# [How to complete this task]
Could you print all the entries below exactly as they appear, omitting the pictures?
Provided records Start Marker
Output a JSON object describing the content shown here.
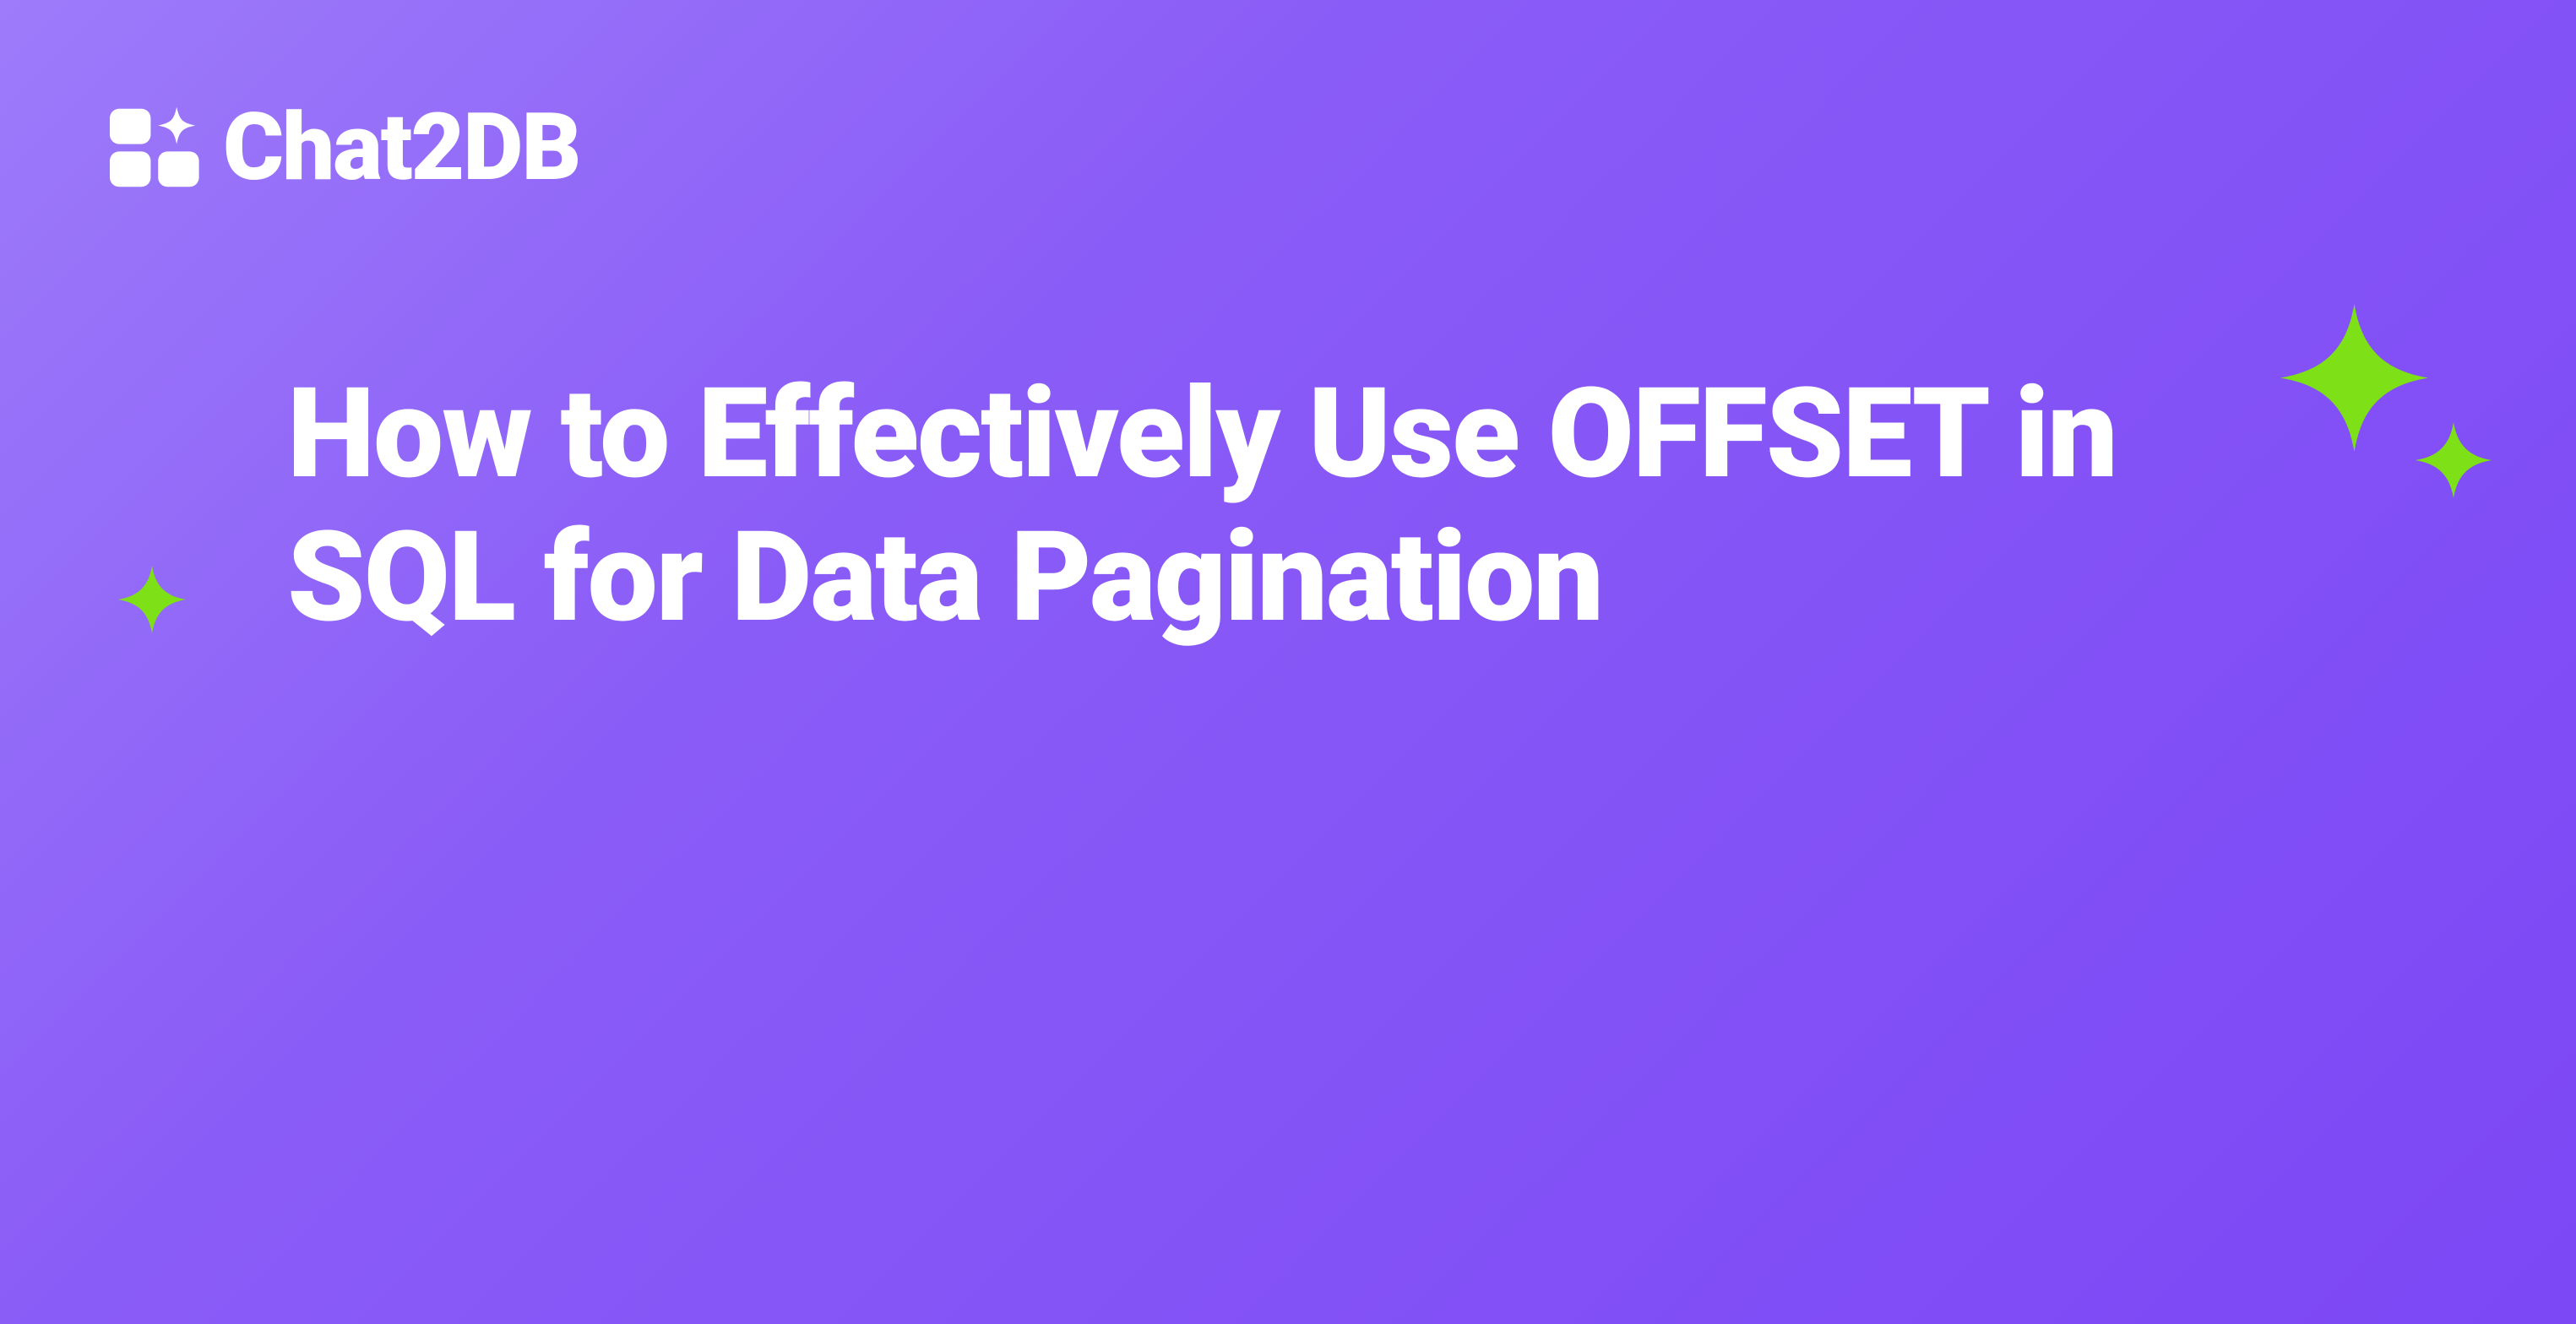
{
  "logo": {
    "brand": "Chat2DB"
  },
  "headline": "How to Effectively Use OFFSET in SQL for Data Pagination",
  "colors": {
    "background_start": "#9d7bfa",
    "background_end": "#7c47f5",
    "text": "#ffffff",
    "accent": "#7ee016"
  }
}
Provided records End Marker
# [Solved exercise]
Output a JSON object describing the content shown here.
{
  "logo": {
    "brand": "Chat2DB"
  },
  "headline": "How to Effectively Use OFFSET in SQL for Data Pagination",
  "colors": {
    "background_start": "#9d7bfa",
    "background_end": "#7c47f5",
    "text": "#ffffff",
    "accent": "#7ee016"
  }
}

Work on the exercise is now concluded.